Introduction to the Extraordinary Form
(The following is reprinted from the "The Order of Mass: Missal of Blessed John XXIII" thanks to the kind permission of the author Michael Sternbeck. This content may not be copied, reproduced, amended or distributed without the express consent of Mr Sternbeck.)
The sacred nature of the Mass
O sacred banquet in which Christ is received, in which the memory of his passion is recalled and a pledge of future glory is given to us! (Thomas Aquinas)
Our Lord Jesus Christ offered himself to God the Father once upon the Cross for our eternal redemption. But at the Last Supper, so that the commemoration of His Sacrifice might remain throughout all ages, Christ offered to the Father His own body and blood under the form of bread and wine. He made The Twelve priests of the New Testament, commanding them and their successors: “Do this for my Commemoration”, as the Church has always understood and taught. And so, having celebrated with the Twelve at the Last Supper the memory of the first Passover from the slavery of Egypt to freedom, Christ established a new Passover: the Sacrifice of Himself, the true Lamb of God, to be sacramentally renewed by the Church through her priests in memory of His own passing over from this world to the Father, when He redeemed us by the shedding of His blood.
On the altar at every Mass after the words of Consecration are uttered, lies the Body and Blood of Christ, still looking like bread and wine, but in outward appearance only. This mystery has been called transubstantiation. Christ becomes present on the altar as He now is in Heaven: not a dead body, but the glorious, risen Body; the True God and True Man, wholly and substantially present – Body, Blood, Soul and Divinity - under the veil of each species, in the smallest fragment and the tiniest drop.

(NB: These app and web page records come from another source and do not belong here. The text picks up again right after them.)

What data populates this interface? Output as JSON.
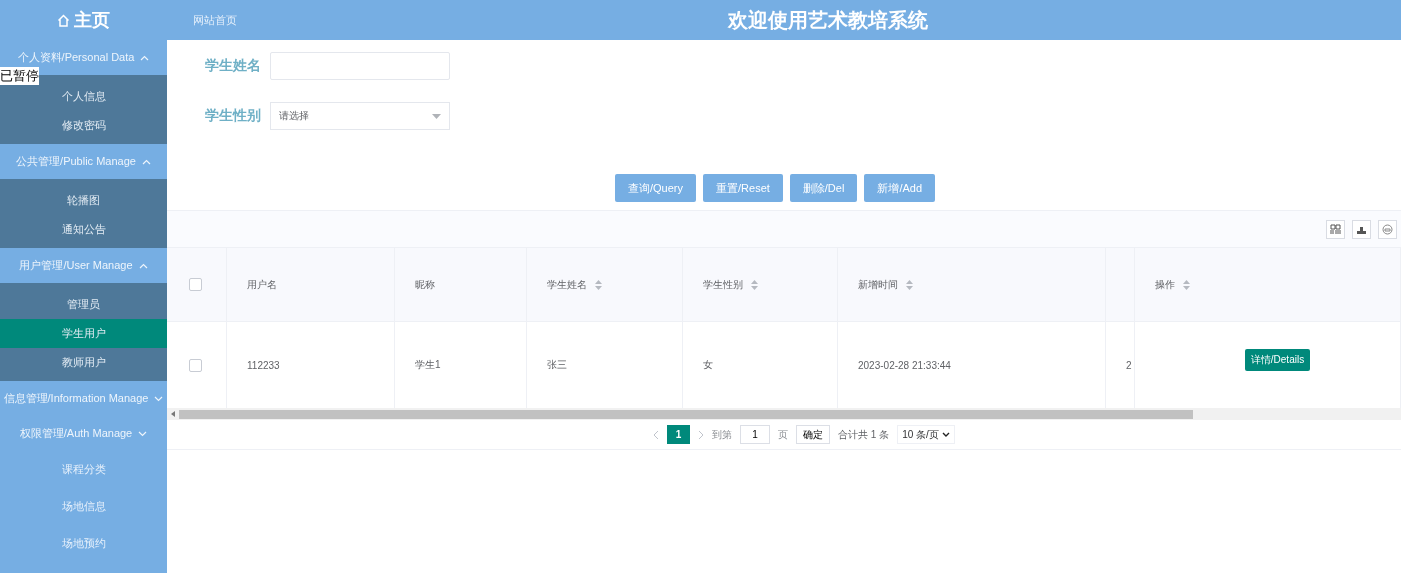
{
  "header": {
    "home": "主页",
    "site_link": "网站首页",
    "title": "欢迎使用艺术教培系统"
  },
  "player_status": "已暂停",
  "sidebar": [
    {
      "kind": "group",
      "label": "个人资料/Personal Data",
      "expanded": true,
      "children": [
        {
          "label": "个人信息",
          "selected": false
        },
        {
          "label": "修改密码",
          "selected": false
        }
      ]
    },
    {
      "kind": "group",
      "label": "公共管理/Public Manage",
      "expanded": true,
      "children": [
        {
          "label": "轮播图",
          "selected": false
        },
        {
          "label": "通知公告",
          "selected": false
        }
      ]
    },
    {
      "kind": "group",
      "label": "用户管理/User Manage",
      "expanded": true,
      "children": [
        {
          "label": "管理员",
          "selected": false
        },
        {
          "label": "学生用户",
          "selected": true
        },
        {
          "label": "教师用户",
          "selected": false
        }
      ]
    },
    {
      "kind": "group",
      "label": "信息管理/Information Manage",
      "expanded": false
    },
    {
      "kind": "group",
      "label": "权限管理/Auth Manage",
      "expanded": false
    },
    {
      "kind": "item",
      "label": "课程分类"
    },
    {
      "kind": "item",
      "label": "场地信息"
    },
    {
      "kind": "item",
      "label": "场地预约"
    }
  ],
  "search": [
    {
      "kind": "input",
      "label": "学生姓名"
    },
    {
      "kind": "select",
      "label": "学生性别",
      "placeholder": "请选择"
    }
  ],
  "buttons": [
    "查询/Query",
    "重置/Reset",
    "删除/Del",
    "新增/Add"
  ],
  "table": {
    "select_all_checked": false,
    "columns": [
      {
        "label": "用户名",
        "sortable": false
      },
      {
        "label": "昵称",
        "sortable": false
      },
      {
        "label": "学生姓名",
        "sortable": true
      },
      {
        "label": "学生性别",
        "sortable": true
      },
      {
        "label": "新增时间",
        "sortable": true
      },
      {
        "sortable": false
      },
      {
        "label": "操作",
        "sortable": true
      }
    ],
    "rows": [
      {
        "checked": false,
        "cells": [
          "112233",
          "学生1",
          "张三",
          "女",
          "2023-02-28 21:33:44",
          "2"
        ],
        "action": "详情/Details"
      }
    ]
  },
  "pagination": {
    "pages": [
      {
        "label": "1",
        "selected": true
      }
    ],
    "goto_label": "到第",
    "goto_value": "1",
    "page_unit": "页",
    "confirm": "确定",
    "total": "合计共 1 条",
    "page_size": "10 条/页"
  }
}
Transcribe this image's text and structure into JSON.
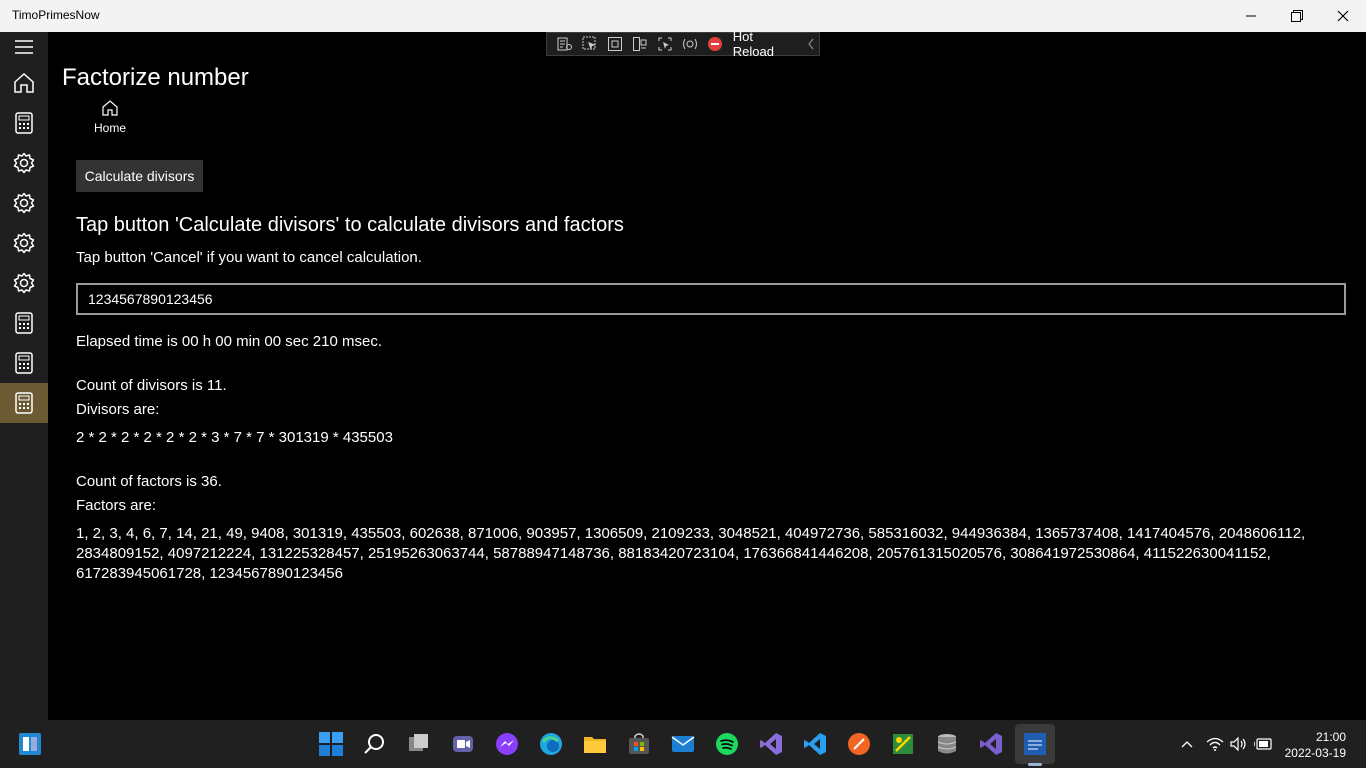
{
  "window": {
    "title": "TimoPrimesNow"
  },
  "hot_reload": {
    "label": "Hot Reload"
  },
  "page": {
    "title": "Factorize number",
    "home_label": "Home",
    "calculate_button": "Calculate divisors",
    "heading": "Tap button 'Calculate divisors' to calculate divisors and factors",
    "cancel_hint": "Tap button 'Cancel' if you want to cancel calculation.",
    "input_value": "1234567890123456",
    "elapsed": "Elapsed time is 00 h 00 min 00 sec 210 msec.",
    "divisor_count": "Count of divisors is 11.",
    "divisors_label": "Divisors are:",
    "divisors": "2 * 2 * 2 * 2 * 2 * 2 * 3 * 7 * 7 * 301319 * 435503",
    "factor_count": "Count of factors is 36.",
    "factors_label": "Factors are:",
    "factors": "1, 2, 3, 4, 6, 7, 14, 21, 49, 9408, 301319, 435503, 602638, 871006, 903957, 1306509, 2109233, 3048521, 404972736, 585316032, 944936384, 1365737408, 1417404576, 2048606112, 2834809152, 4097212224, 131225328457, 25195263063744, 58788947148736, 88183420723104, 176366841446208, 205761315020576, 308641972530864, 411522630041152, 617283945061728, 1234567890123456"
  },
  "sidebar": {
    "items": [
      {
        "icon": "hamburger-icon"
      },
      {
        "icon": "home-icon"
      },
      {
        "icon": "calculator-icon"
      },
      {
        "icon": "gear-icon"
      },
      {
        "icon": "gear-icon"
      },
      {
        "icon": "gear-icon"
      },
      {
        "icon": "gear-icon"
      },
      {
        "icon": "calculator-icon"
      },
      {
        "icon": "calculator-icon"
      },
      {
        "icon": "calculator-icon",
        "selected": true
      }
    ]
  },
  "taskbar": {
    "apps": [
      "widgets",
      "start",
      "search",
      "task-view",
      "teams",
      "messenger",
      "edge",
      "file-explorer",
      "store",
      "mail",
      "spotify",
      "visual-studio",
      "vs-code",
      "app-orange",
      "app-green",
      "database",
      "visual-studio-2",
      "timoprimesnow"
    ],
    "clock": {
      "time": "21:00",
      "date": "2022-03-19"
    }
  },
  "colors": {
    "selected_nav": "#6b5a33",
    "sidebar_bg": "#1f1f1f",
    "taskbar_bg": "#202020",
    "titlebar_bg": "#f3f3f3",
    "button_bg": "#333333"
  }
}
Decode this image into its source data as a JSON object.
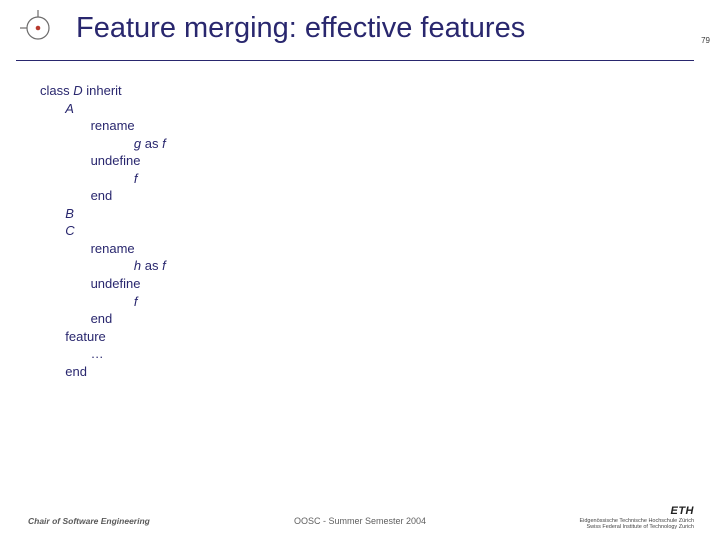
{
  "page_number": "79",
  "title": "Feature merging: effective features",
  "code": {
    "l1_a": "class ",
    "l1_b": "D",
    "l1_c": " inherit",
    "l2_a": "       ",
    "l2_b": "A",
    "l3": "              rename",
    "l4_a": "                          ",
    "l4_b": "g",
    "l4_c": " as ",
    "l4_d": "f",
    "l5": "              undefine",
    "l6_a": "                          ",
    "l6_b": "f",
    "l7": "              end",
    "l8_a": "       ",
    "l8_b": "B",
    "l9_a": "       ",
    "l9_b": "C",
    "l10": "              rename",
    "l11_a": "                          ",
    "l11_b": "h",
    "l11_c": " as ",
    "l11_d": "f",
    "l12": "              undefine",
    "l13_a": "                          ",
    "l13_b": "f",
    "l14": "              end",
    "l15": "       feature",
    "l16": "              …",
    "l17": "       end"
  },
  "footer": {
    "left": "Chair of Software Engineering",
    "center": "OOSC - Summer Semester 2004",
    "eth_main": "ETH",
    "eth_line1": "Eidgenössische Technische Hochschule Zürich",
    "eth_line2": "Swiss Federal Institute of Technology Zurich"
  }
}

The Mass is also the act of perfect worship offered to God: an offering of thanksgiving and praise. From Apostolic times the Mass came to be described as the Eucharist, derived from the Greek verb “to give thanks”. When Christ died on the Cross, he offered the one and only sacrifice worthy of God, superseding the sacrificial offerings of animals. This sacrifice, offered by Christ alone, was perfect and no other could add to it, but it is Christ’s wish that we who are members of his Mystical Body should be able to take part in this sacrifice and make our own offering of it to the Father. And so we join our self-offering to Christ’s; this is what we do in the Mass. It is the sacrifice of the Church. It is also offered, as the Preface of each Mass reminds us, together with the Angels and Saints who stand in the presence of God. And finally, each Mass is the greatest prayer to be offered for the benefit of the living and the dead.
The Council of Trent (Session 22, Chapter V) reminds us that the Church, in accordance with apostolic discipline and tradition, has made use of ceremonies and instituted certain rites (such as mystical blessings, lights, incense, vestments, and many other things of this kind), so that the majesty of so great a sacrifice might be emphasised and the minds of the faithful excited by those visible signs of religion and piety to the contemplation of those most sublime things which are hidden in this sacrifice.
The sacredness of the altar
A full understanding of the nature of the Mass also involves an appreciation of the nature of the altar. “The altar of holy Church is Christ, as John testifies, when he says in his Apocalypse that he saw him as a golden altar standing before the throne. In him and through him the gifts of the faithful are offered to God the Father.” This extract from the Roman Pontifical for the conferral of the office of subdeacon elucidates the Church’s teaching that the altars of our churches signify Christ, although Christ himself is at the same time the priest who offers the Sacrifice, the sacrificial Victim and the Altar of Sacrifice. The altar, on which this great and mysterious Sacrifice is offered as the supreme act of the worship of God demands respect. Next